Fringe Comedy Reviews: Voodoo Rooms
Over the last two Edinburgh Fringes, The Voodoo Rooms has been host to the best newcomer and best show in the Foster’s Awards. Both in the same room in fact, and both by the same person: John Kearns followed his newcomer nod for Sight Gags For Perverts by scooping the main prize for ‘Shtick’. This year also finds the Voodoo Rooms in good form.
Early in the afternoon, Jess Fostekew presents her show Imaginary Colin [★★★☆☆] about the world her unborn son or daughter will inherit. Opening with ten minutes explaining why she might look a certain eight months bigger than she does on the posters, Fostekew moves on to a holiday she took with her dad and granddad to Sorento.
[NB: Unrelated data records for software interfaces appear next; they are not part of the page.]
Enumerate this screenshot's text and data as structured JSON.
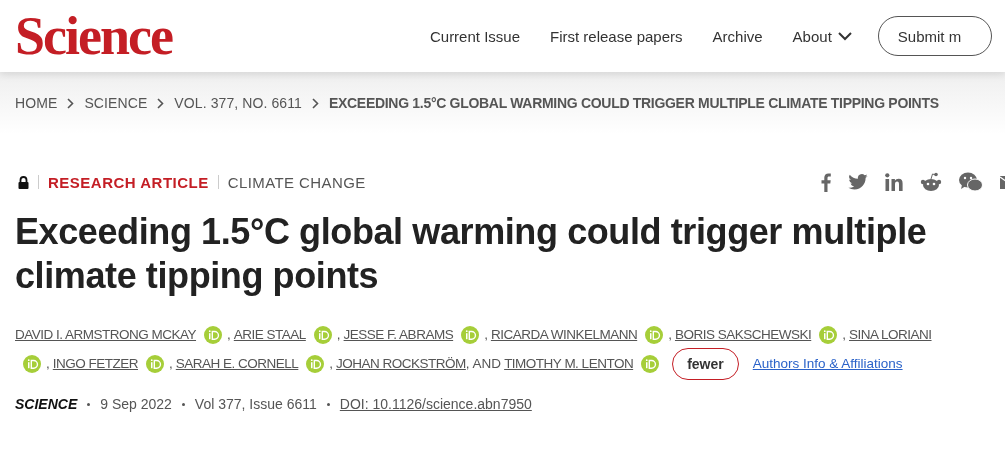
{
  "header": {
    "logo": "Science",
    "nav": [
      {
        "label": "Current Issue",
        "dropdown": false
      },
      {
        "label": "First release papers",
        "dropdown": false
      },
      {
        "label": "Archive",
        "dropdown": false
      },
      {
        "label": "About",
        "dropdown": true
      }
    ],
    "submit_button": "Submit m"
  },
  "breadcrumb": [
    "HOME",
    "SCIENCE",
    "VOL. 377, NO. 6611",
    "EXCEEDING 1.5°C GLOBAL WARMING COULD TRIGGER MULTIPLE CLIMATE TIPPING POINTS"
  ],
  "article": {
    "locked": true,
    "type": "RESEARCH ARTICLE",
    "section": "CLIMATE CHANGE",
    "share": [
      {
        "kind": "facebook"
      },
      {
        "kind": "twitter"
      },
      {
        "kind": "linkedin"
      },
      {
        "kind": "reddit"
      },
      {
        "kind": "wechat"
      },
      {
        "kind": "email"
      }
    ],
    "title": "Exceeding 1.5°C global warming could trigger multiple climate tipping points",
    "author_lines": [
      [
        {
          "name": "DAVID I. ARMSTRONG MCKAY",
          "orcid": true
        },
        {
          "sep": ",",
          "name": "ARIE STAAL",
          "orcid": true
        },
        {
          "sep": ",",
          "name": "JESSE F. ABRAMS",
          "orcid": true
        },
        {
          "sep": ",",
          "name": "RICARDA WINKELMANN",
          "orcid": true
        },
        {
          "sep": ",",
          "name": "BORIS SAKSCHEWSKI",
          "orcid": true
        },
        {
          "sep": ",",
          "name": "SINA LORIANI",
          "orcid": false
        }
      ],
      [
        {
          "orcid": true
        },
        {
          "sep": ",",
          "name": "INGO FETZER",
          "orcid": true
        },
        {
          "sep": ",",
          "name": "SARAH E. CORNELL",
          "orcid": true
        },
        {
          "sep": ",",
          "name": "JOHAN ROCKSTRÖM",
          "orcid": false
        },
        {
          "sep": ", AND",
          "name": "TIMOTHY M. LENTON",
          "orcid": true
        }
      ]
    ],
    "fewer_button": "fewer",
    "affiliations_link": "Authors Info & Affiliations",
    "journal": "SCIENCE",
    "date": "9 Sep 2022",
    "volume": "Vol 377, Issue 6611",
    "doi": "DOI: 10.1126/science.abn7950"
  }
}
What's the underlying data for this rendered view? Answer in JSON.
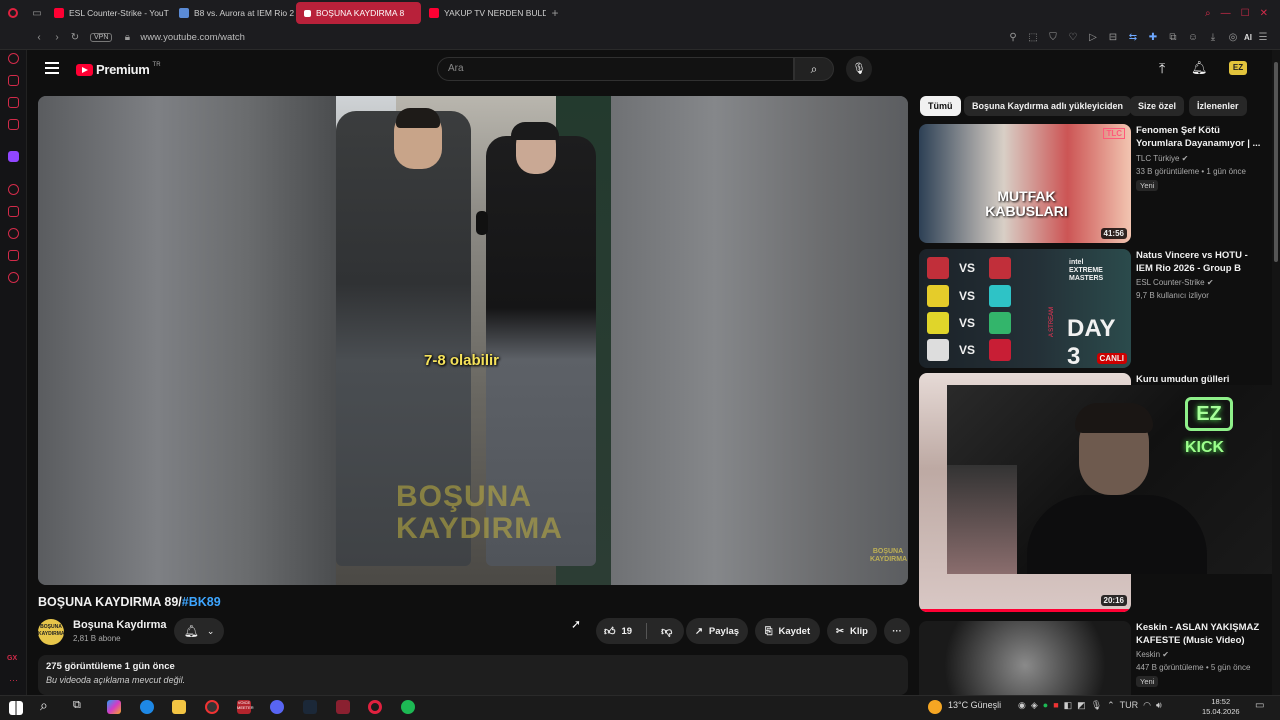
{
  "browser": {
    "tabs": [
      {
        "label": "ESL Counter-Strike - YouT",
        "color": "#ff0033",
        "active": false
      },
      {
        "label": "B8 vs. Aurora at IEM Rio 2",
        "color": "#5b8bd6",
        "active": false
      },
      {
        "label": "BOŞUNA KAYDIRMA 8",
        "color": "#ff0033",
        "active": true
      },
      {
        "label": "YAKUP TV NERDEN BULD",
        "color": "#ff0033",
        "active": false
      }
    ],
    "new_tab": "+",
    "vpn_badge": "VPN",
    "url": "www.youtube.com/watch",
    "ai_label": "AI"
  },
  "yt": {
    "logo_text": "Premium",
    "logo_suffix": "TR",
    "search_placeholder": "Ara",
    "ez_badge": "EZ"
  },
  "video": {
    "caption": "7-8 olabilir",
    "watermark_line1": "BOŞUNA",
    "watermark_line2": "KAYDIRMA",
    "corner_wm": "BOŞUNA KAYDIRMA",
    "title_main": "BOŞUNA KAYDIRMA 89/",
    "title_tag": "#BK89",
    "channel_name": "Boşuna Kaydırma",
    "channel_avatar_text": "BOŞUNA KAYDIRMA",
    "channel_subs": "2,81 B abone",
    "likes": "19",
    "share_label": "Paylaş",
    "save_label": "Kaydet",
    "clip_label": "Klip",
    "more_label": "···",
    "desc_stats": "275 görüntüleme  1 gün önce",
    "desc_text": "Bu videoda açıklama mevcut değil."
  },
  "chips": [
    "Tümü",
    "Boşuna Kaydırma adlı yükleyiciden",
    "Size özel",
    "İzlenenler"
  ],
  "recs": [
    {
      "title": "Fenomen Şef Kötü Yorumlara Dayanamıyor | ...",
      "channel": "TLC Türkiye",
      "meta": "33 B görüntüleme • 1 gün önce",
      "badge": "Yeni",
      "duration": "41:56",
      "thumb_text": "MUTFAK KABUSLARI",
      "thumb_logo": "TLC"
    },
    {
      "title": "Natus Vincere vs HOTU - IEM Rio 2026 - Group B",
      "channel": "ESL Counter-Strike",
      "meta": "9,7 B kullanıcı izliyor",
      "live": "CANLI",
      "thumb_text": "DAY 3",
      "thumb_vs": "VS",
      "thumb_brand": "intel EXTREME MASTERS",
      "thumb_stream": "A STREAM"
    },
    {
      "title": "Kuru umudun gülleri",
      "duration": "20:16"
    },
    {
      "title": "Keskin - ASLAN YAKIŞMAZ KAFESTE (Music Video)",
      "channel": "Keskin",
      "meta": "447 B görüntüleme • 5 gün önce",
      "badge": "Yeni"
    }
  ],
  "overlay": {
    "ez": "EZ",
    "kick": "KICK"
  },
  "rail_badge": "GX",
  "taskbar": {
    "weather": "13°C  Güneşli",
    "lang": "TUR",
    "time": "18:52",
    "date": "15.04.2026",
    "vodafone": "VOICE MEETER"
  }
}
Relatives often prove ripe for comedy and Fostekew’s grandfather is no exception; an old cad, he is fleshed out by Fostekew's clear affection for him and her sadness at his diminishing memory. Fostekew is such a vivid storyteller, creating powerful images and scenes for the audience. The theme of leaving a world for her offspring is squandered a little as she goes in search of bigger crises facing the world, and it is clear she’s not entirely sure it’s the right world to bring another human into.
In the next room, David Mills is gleefully explaining to the audience that, like them, he’d never heard John Kearns either. Though this was obviously a fib, the two couldn’t be further apart in style and substance. Mills' show Don’t Get Any Ideas [★★☆☆☆] starts strongly enough with musical accompaniment from Lawrence Owen, and the duo break into Billy Paul’s Am I Black Enough For You? The answer, of course, is a resounding no. Mills dresses and presents in the manner of a club comic from 60s Vegas, but his act is anything but clean. Taking on all comers, he takes simple pot shots at pop culture and aims to offend as often as to amuse. Mills’ verbal dexterity is to be commended but needs a bigger pay off, though admittedly he did have the most inventive way of asking for donations at a free show.
Not particularly aiming to offend but certainly doing so is John-Luke Roberts’ ‘Dead Dad Show’ entitled Stdad-Up [★★★★☆]. Opening with a strip tease to Nobody’s Fault But Mine by Nina Simone, Roberts is clown, insult comic, abstract commentator and one-line merchant. Furthermore, he's all this while trying to heal the rift with his now-deceased father. A difficult relationship with a clearly difficult man, Roberts refuses to play both the sympathy card and the canonisation of the dead. He performs as the domineering figure (both mentally and physically) for the second half of the show, going through his usual routines of tailor-made put-downs, dealt here in his father’s abrupt Birkenhead accent. The emotional denouement in which Roberts interacts with his mirror image has just the right amount of humour for the soul searching that marks the show as the most worthy piece of comedy – and to think it starts with a man pixelating his own penis out of an image.
Later in the evening, character comedian Kieran Hodgson waxes lyrical about his boyhood hero Lance Armstrong. In Lance [★★★★★]. Hodgson takes us through his recent history shaped by his love of cycling and his academic prowess. He plays all the roles in this one-man show about dreams dashed and lying your way out of trouble. While on the bike we meet Rob the scout master, Kieran’s pals both at home and at university, as well as Lance himself in several brief cameos to move the story along. More a love letter to Yorkshire and leaving home, Hodgson has penned a beautiful, poignant and most importantly very funny show about innocence lost, and how you can never truly go home again.
All shows above are part of PBH's Free Fringe; for a complete list of shows at The Voodoo Rooms visit thevoodoorooms.com